The best external programs are taught by the IPA in London. Go learn from ancient advertising people who have eaten so much shit from bad briefs they are now brimming with lessons on how to fix the issue at source. The knowledge and wisdom you need to exit the moronic 90% and join the enlightened 10% is available, for about £500. Go! Be the change that our industry needs. And recognise the power of training to – clutches pearls – make marketers better at marketing.
6. A brief is more than paper
One of the things we were taught at LVMH – because our creative teams had it at the very top of their list – was that there was more to briefing than the brief itself. This contrasts with an advertising industry that still reifies the briefing document at the expense of a more extended and involved interaction.
One of my old bosses in luxury used to refer to the regular briefing that occurred between him and his creative director as “la danse”. It was a co-ordinated series of interactions, not just a cold, didactic delivery of a report. Good advice for those marketers that read the Better Briefs report and simply refocus on how to write a better document. It’s bigger than that. Most creative people need more, need less and need different from what the typical Word and PowerPoint documents can supply. Don’t build a better brief, think outside it.
7. Build a relationship with your agency
As obvious as it sounds, a longer-term trusted partnership with your agency partners might -just – engender the kind of interactions where your briefing will receive collegial critique. It’s rare, given the precarious power relationships between client and agency these days, but the truly successful partnerships in our industry are famed for honesty and feedback.

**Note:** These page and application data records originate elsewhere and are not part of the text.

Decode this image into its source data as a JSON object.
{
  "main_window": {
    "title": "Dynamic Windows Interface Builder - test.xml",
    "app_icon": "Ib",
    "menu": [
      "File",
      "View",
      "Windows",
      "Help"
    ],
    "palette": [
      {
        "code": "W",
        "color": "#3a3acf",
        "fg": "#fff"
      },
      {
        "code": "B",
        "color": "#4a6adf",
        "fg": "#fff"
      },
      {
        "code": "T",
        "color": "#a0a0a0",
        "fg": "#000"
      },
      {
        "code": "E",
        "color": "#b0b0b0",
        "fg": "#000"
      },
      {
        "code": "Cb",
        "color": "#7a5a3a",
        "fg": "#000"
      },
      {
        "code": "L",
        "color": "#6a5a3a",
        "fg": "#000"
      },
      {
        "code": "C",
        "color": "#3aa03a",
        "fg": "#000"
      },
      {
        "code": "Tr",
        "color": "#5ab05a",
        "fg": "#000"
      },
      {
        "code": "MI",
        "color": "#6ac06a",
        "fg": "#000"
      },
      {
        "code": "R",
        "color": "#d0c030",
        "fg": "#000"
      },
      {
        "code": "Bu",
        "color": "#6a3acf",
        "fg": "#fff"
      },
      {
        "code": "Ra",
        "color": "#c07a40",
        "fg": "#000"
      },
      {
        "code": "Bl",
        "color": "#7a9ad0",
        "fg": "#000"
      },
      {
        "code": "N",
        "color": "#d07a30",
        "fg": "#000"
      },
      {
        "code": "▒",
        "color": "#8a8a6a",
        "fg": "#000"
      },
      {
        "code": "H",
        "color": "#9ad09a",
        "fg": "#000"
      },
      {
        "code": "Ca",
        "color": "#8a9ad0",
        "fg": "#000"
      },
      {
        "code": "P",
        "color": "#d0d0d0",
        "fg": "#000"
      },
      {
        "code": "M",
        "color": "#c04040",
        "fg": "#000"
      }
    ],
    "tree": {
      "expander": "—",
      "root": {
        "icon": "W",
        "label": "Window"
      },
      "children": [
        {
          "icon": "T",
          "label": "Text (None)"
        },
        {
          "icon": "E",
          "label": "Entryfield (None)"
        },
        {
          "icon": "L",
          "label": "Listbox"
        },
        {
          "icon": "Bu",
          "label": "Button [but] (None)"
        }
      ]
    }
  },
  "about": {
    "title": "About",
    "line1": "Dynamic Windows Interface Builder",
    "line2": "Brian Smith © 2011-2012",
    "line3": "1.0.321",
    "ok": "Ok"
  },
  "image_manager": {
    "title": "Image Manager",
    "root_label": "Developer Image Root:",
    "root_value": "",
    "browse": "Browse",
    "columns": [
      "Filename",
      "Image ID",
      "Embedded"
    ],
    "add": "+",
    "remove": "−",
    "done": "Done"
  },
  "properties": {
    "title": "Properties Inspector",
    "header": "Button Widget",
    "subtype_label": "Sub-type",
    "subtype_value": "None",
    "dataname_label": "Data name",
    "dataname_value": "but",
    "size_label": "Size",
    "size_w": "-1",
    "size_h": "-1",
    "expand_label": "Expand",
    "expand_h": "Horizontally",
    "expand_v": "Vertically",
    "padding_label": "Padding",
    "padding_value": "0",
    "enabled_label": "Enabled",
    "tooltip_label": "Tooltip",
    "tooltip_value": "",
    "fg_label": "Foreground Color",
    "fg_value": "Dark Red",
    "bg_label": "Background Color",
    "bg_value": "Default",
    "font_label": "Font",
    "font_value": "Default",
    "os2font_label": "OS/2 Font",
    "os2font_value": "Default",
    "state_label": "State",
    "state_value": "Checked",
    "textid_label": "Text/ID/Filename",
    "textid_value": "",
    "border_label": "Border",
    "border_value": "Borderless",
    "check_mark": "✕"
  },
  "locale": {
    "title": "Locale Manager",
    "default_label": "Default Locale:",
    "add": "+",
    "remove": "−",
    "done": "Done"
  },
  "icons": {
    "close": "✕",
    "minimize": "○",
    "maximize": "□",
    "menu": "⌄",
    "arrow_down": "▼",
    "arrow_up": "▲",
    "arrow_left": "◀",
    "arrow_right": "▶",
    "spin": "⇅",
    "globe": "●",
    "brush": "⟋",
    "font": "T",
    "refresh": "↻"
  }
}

Rare is the supplier who will sit you down and explain why you are doing it wrong. But those are the people to keep close. Aim to build not only an improved ability to brief your agency, but also the kind of relationship with them that encourages a creative team to come back with questions, challenges and feedback.
In a good marketing career you might deliver 100 briefs. You can choose to drop each one like a brick in the night. Or to see each one as the start of an engagement with creative people, who can teach and improve you each and every time.